***** Source information *****
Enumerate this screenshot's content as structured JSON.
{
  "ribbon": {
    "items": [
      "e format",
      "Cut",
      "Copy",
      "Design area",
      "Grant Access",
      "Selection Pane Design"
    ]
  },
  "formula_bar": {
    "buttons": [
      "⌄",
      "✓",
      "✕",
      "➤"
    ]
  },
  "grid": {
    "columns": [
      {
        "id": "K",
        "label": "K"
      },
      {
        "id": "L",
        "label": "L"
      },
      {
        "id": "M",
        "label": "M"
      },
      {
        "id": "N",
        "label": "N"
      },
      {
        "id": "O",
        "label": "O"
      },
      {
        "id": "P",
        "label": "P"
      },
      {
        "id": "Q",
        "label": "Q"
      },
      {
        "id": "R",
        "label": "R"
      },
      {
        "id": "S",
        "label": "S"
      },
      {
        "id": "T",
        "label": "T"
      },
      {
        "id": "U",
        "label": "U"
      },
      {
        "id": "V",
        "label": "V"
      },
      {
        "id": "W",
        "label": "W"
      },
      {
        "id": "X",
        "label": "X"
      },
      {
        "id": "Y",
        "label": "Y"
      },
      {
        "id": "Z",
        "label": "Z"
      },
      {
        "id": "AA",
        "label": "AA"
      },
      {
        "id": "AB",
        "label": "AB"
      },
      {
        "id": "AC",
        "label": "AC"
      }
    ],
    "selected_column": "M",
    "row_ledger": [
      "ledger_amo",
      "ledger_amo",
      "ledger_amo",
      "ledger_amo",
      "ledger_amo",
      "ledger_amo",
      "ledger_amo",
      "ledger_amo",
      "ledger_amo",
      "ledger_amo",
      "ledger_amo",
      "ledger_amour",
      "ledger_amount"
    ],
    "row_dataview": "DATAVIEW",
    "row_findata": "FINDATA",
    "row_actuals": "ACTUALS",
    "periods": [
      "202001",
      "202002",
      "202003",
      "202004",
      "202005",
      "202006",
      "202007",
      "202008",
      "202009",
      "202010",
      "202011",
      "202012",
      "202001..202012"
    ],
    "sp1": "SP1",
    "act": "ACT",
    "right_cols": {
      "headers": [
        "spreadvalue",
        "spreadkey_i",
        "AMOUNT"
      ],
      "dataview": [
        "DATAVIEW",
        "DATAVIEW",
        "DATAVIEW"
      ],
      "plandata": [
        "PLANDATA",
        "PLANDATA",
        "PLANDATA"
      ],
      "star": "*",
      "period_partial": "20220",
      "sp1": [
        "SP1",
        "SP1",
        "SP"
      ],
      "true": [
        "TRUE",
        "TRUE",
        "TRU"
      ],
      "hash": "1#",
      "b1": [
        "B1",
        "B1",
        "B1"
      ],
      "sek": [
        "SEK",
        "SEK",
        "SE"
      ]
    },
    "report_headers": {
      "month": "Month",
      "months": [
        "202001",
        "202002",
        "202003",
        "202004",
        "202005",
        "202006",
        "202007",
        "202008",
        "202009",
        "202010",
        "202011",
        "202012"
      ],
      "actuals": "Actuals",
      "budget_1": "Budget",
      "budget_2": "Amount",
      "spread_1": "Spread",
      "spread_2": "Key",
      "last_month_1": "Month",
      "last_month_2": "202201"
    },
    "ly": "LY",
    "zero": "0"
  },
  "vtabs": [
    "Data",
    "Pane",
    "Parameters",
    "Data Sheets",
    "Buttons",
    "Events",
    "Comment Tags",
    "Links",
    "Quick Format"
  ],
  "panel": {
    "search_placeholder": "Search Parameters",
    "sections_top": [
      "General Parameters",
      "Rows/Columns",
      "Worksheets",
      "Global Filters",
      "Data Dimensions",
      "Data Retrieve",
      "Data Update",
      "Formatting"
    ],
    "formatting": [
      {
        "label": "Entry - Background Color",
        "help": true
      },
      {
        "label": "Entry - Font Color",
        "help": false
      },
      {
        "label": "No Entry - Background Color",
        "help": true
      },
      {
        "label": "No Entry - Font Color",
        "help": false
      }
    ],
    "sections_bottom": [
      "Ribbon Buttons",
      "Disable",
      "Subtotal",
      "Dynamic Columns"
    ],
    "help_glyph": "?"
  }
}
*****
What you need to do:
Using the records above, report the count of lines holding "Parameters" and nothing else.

Output below:
3